Victim-offender dialogues help build empathy in offenders: A snapshot of one visit to San Quentin State Prison

By Melissa Vlach

On a sunny day in April, staff and volunteers with the Archdiocese of San Francisco Restorative Justice Ministry arrived at San Quentin State Prison to take part in a victim-offender dialogue that aims to build empathy among men who have committed violent crimes including homicide.

The reentry program led by the nonprofit California Reentry Institute enlisted volunteers from the Archdiocese of San Francisco’s Restorative Justice Ministry to share their stories with the prisoners at the state’s maximum-security prison located in Marin County.

After going through security and being guided across the prison grounds, past the men playing soccer and lifting weights, the group arrived in the portable trailer that would serve as a classroom, taking their places in front of about 30 men.

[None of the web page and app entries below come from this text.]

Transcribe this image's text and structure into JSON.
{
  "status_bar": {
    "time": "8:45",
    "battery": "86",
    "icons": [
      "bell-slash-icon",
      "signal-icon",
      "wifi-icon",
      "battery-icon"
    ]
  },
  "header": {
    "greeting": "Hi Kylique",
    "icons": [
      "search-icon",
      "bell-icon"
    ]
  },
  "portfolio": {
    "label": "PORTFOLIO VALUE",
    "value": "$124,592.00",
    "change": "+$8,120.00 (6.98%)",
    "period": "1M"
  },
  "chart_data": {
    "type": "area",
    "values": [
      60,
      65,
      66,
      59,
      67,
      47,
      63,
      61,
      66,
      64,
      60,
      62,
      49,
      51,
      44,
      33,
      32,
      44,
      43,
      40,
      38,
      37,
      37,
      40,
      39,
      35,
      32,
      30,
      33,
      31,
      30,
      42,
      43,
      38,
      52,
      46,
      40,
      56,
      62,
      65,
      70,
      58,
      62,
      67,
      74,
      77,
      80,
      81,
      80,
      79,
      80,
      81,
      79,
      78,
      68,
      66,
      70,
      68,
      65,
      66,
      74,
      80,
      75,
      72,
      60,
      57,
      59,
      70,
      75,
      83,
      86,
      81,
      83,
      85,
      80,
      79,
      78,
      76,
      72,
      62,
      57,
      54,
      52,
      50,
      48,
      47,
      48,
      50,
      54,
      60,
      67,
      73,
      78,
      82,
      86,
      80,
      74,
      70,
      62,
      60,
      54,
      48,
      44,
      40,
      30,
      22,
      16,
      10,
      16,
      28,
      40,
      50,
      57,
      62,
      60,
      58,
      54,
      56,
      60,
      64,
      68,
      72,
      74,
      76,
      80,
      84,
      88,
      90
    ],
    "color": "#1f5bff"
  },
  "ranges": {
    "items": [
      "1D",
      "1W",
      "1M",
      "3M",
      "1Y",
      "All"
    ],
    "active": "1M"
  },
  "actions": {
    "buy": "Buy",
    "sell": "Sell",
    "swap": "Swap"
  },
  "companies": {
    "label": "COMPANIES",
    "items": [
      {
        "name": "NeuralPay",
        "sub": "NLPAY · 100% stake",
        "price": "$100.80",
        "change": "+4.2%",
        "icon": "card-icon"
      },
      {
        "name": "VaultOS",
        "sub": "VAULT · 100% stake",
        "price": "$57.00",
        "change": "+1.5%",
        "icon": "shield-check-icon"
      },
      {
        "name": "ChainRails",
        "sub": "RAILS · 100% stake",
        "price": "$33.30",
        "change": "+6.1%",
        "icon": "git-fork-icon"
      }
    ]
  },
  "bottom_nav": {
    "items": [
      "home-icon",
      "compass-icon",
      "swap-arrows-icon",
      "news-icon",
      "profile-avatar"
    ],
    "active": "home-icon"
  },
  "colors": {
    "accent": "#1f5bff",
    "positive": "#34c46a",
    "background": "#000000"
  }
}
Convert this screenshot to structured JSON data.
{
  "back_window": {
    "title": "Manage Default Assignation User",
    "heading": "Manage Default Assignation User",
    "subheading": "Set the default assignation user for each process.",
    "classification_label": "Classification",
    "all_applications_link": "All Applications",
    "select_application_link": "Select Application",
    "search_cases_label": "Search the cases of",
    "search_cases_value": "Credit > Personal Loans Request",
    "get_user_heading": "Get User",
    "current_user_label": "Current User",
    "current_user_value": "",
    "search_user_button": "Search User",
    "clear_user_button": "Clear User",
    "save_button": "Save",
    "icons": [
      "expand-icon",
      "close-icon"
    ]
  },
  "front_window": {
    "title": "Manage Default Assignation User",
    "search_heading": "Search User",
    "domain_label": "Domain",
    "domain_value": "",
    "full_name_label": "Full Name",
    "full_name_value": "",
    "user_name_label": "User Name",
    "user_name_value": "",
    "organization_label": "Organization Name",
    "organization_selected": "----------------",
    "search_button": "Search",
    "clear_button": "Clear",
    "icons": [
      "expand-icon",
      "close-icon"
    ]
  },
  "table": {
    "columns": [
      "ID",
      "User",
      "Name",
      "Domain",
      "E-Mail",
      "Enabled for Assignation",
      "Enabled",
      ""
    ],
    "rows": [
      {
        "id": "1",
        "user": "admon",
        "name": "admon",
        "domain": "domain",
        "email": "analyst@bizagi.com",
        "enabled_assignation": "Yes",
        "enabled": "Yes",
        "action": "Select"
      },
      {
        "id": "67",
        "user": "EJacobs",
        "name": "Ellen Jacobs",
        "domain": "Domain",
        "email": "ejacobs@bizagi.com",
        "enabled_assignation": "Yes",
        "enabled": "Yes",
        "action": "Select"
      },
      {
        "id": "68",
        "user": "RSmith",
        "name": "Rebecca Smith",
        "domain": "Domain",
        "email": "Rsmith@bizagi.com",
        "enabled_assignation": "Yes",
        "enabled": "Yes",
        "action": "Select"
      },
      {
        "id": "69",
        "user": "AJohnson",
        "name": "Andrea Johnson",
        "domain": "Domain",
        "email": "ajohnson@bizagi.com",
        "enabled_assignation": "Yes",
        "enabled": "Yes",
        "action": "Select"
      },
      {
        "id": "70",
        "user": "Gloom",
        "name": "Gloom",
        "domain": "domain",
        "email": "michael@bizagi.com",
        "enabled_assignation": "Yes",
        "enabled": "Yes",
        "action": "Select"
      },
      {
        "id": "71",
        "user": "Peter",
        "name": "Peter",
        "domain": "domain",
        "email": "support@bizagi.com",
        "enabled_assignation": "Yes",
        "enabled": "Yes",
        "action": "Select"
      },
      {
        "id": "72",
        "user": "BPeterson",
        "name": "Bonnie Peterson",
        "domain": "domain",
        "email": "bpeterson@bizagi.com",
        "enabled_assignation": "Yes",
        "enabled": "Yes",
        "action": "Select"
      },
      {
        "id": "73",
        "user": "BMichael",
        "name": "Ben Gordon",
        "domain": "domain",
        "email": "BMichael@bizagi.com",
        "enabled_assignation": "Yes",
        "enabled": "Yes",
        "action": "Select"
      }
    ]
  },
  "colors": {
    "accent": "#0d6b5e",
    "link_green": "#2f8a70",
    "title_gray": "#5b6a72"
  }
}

Volunteers Ramon and Patricia Marquez and Michael Patrick had agreed to share their stories for one of the sessions of this prerelease program, which is designed to help inmates build empathy and understanding of their past actions through in-depth workshops over the course of several years.

“For the prisoners, it gives them an opportunity by listening to what it is when someone is harmed … and what it is that someone has to go through, living with the loss of a human being, especially in a homicide,” explained Julio Escobar, archdiocesan restorative justice coordinator.

He explained that victim-offender dialogues like this offer an opportunity for encounter, which is one of the steps of the restorative justice process. They are also preparation for a direct dialogue between the victim and offender of a specific incident, if such an event is to occur. “I think that both parties are empowered by the encounter that they have and that more healing is provided for them,” Escobar said.

As the session began, the Marquezes told the story of their son Michael, whom Ramon described as “a very gentle person, a very good son.”

Michael was walking home from the park with some friends one night in 2014 when a group of people came up to them and demanded his cell phone and backpack. They ended up shooting and killing him. His parents learned this the next morning after being called to the hospital. They were told that his body had already been removed as part of the investigation.

“We couldn’t see him again until he was in a casket,” Patricia Marquez said emotionally.

“A piece of you has died,” added Ramon Marquez, as men around the room teared up.

The couple spoke about the difficulty not just of facing grief at the loss of their son, but of their interactions with law enforcement officials who often seemed unconcerned.

“Dealing with the justice system, it’s very impersonal,” said Patricia.

The case is still unsolved. Both parents stressed that they don’t feel vengeful, saying that would dishonor their son. However, they would like to know that the responsible party has realized the harm done so that others wouldn’t be affected by such loss.

“Have you changed? Have you made amends?” Ramon imagined saying to the perpetrator. If the person had done so, “that would be a consolation to me.”

Patrick also shared his story as a self-described “old beachnik surf bum.”

His life was changed when he was a young man living in Maui, surfing and working as a bartender. One night he was driving across the island to meet a friend when a drunk driver hit him. He was pinned in the car for three-and-a-half hours before being transferred to the hospital, where he remained for 42 days.

Although he was eventually able to recover and become a chiropractor, the injuries led to many more surgeries and joint replacements over the years.

“I’m pretty much a robot at this point,” he joked.

Despite his lighthearted comments, Patrick acknowledged that the accident affected his life in ways that are emotionally difficult, preventing him from being as active as he would have liked and leading to an early retirement when his body could no longer handle the workload.

“Me and God had a lot of screaming matches down the freeway with the windows rolled down,” he shared.

He said he found it difficult to forgive the drunk driver, who already had multiple DUIs at the time of the accident, but said, “Everyone deserves another chance, even the guy who hit me.”

As part of this program, the guest speakers will be invited back for a follow-up session, where the men will be able to talk with them directly, although this has been delayed by COVID-related quarantines at the prison. Although the inmates did not speak at this first session, they did have the opportunity to submit written questions and comments, some of which were read at the end of the day.

“I want to thank you for Michael. I never knew him, but because of your story I miss him too,” one note said.

“Hearing about him makes me want to be more like him,” said another.

Escobar said past sessions of this type of program have elicited grateful responses as well. “The reaction is very positive, and most, I want to say all, of the prisoners are very thankful for us to bring this opportunity to them because they gain a different perspective of the victim, and this empowers them,” he said.

In the day’s closing prayer, he emphasized, “Whether you’re going to be released or not, know that our Creator has not abandoned you.”

Melissa Vlach is the social justice coordinator for the Office of Human Life & Dignity.